Fig. 7 Variant progression overview.
Fig. 8 Variant progression with highlight for 'tarè' repeteme in chapter 'Benjy'.
If you choose the Tabular mode from the main menu, you will be able to see a rendition of the database of all repetition strings computed and visualised in this project. The database contains all repetemes of low frequency collected from the Benjy and Dilsey chapters. Not all high-frequency repetemes, on the other hand, have been included in the database. However, pending further funding for the project, the future plan is to add all lexical repetitions, except for function words, from the Benjy and Dilsey chapters as well as from the remaining two chapters narrated by Quentin and Jason. It is also planned to include other translation versions from across a wider range of languages.
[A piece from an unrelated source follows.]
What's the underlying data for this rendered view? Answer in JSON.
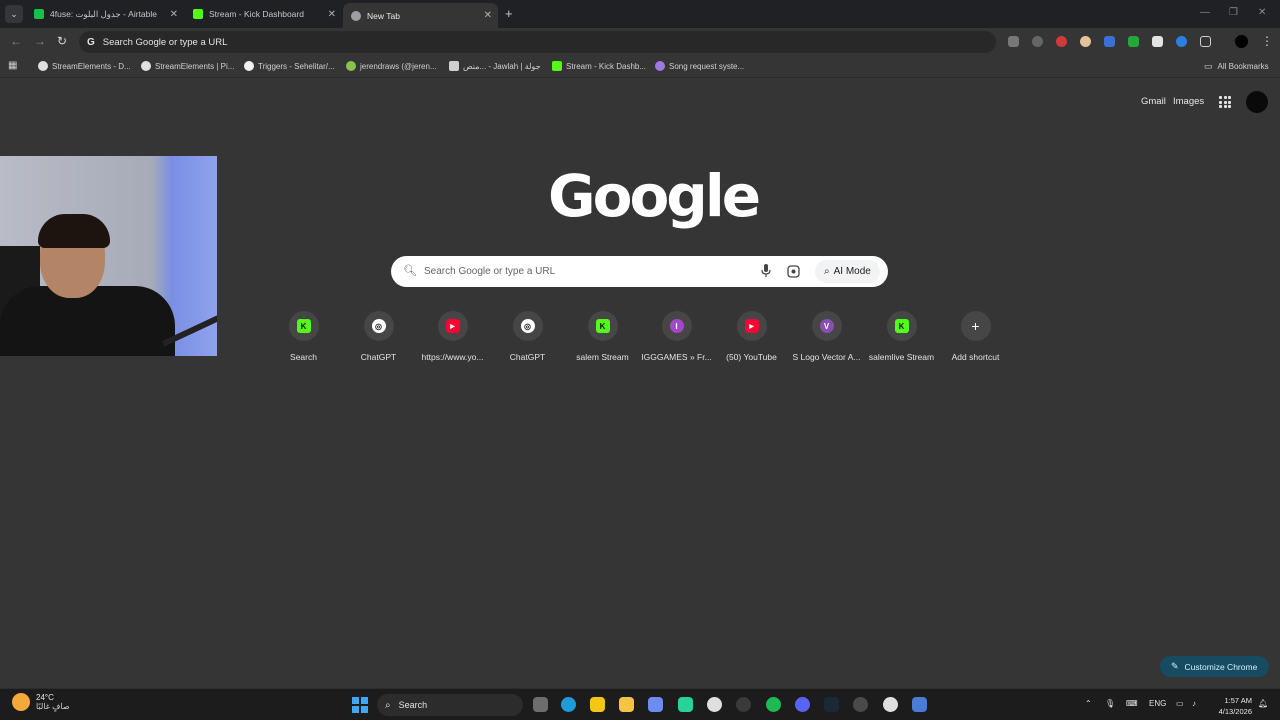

The Tabular mode displays the choices that the translators made (see also explanation under Dataset). Translatorial choices from across three versions (i.e. Lithuanian, first Russian, and first Polish translations) are aligned with the English text by the instances of repetition strings. A repeteme pointer indicates a separate entry for each repetition string. A repeteme pointer is followed by the list of word forms found in the original text and the frequency of their occurrences in parentheses. The first row of a repeteme entry displays short excerpts of the context of the English variants. The rows below contain translatorial choices per each repetition instance. The last row in each entry contains numerical values which are the numbers of sentences in which repetition instances are found. When it comes to sentence numbering, note that the original version in English was used as a basis to number the aligned translated versions because every now and then the translators were found to merge or split the original text sentences. Overall, the translators have kept close to the boundaries of original sentences. In rare cases would the translators leave original sentences untranslated in their entirety.
Fig. 9 Selection of the tabular data representation.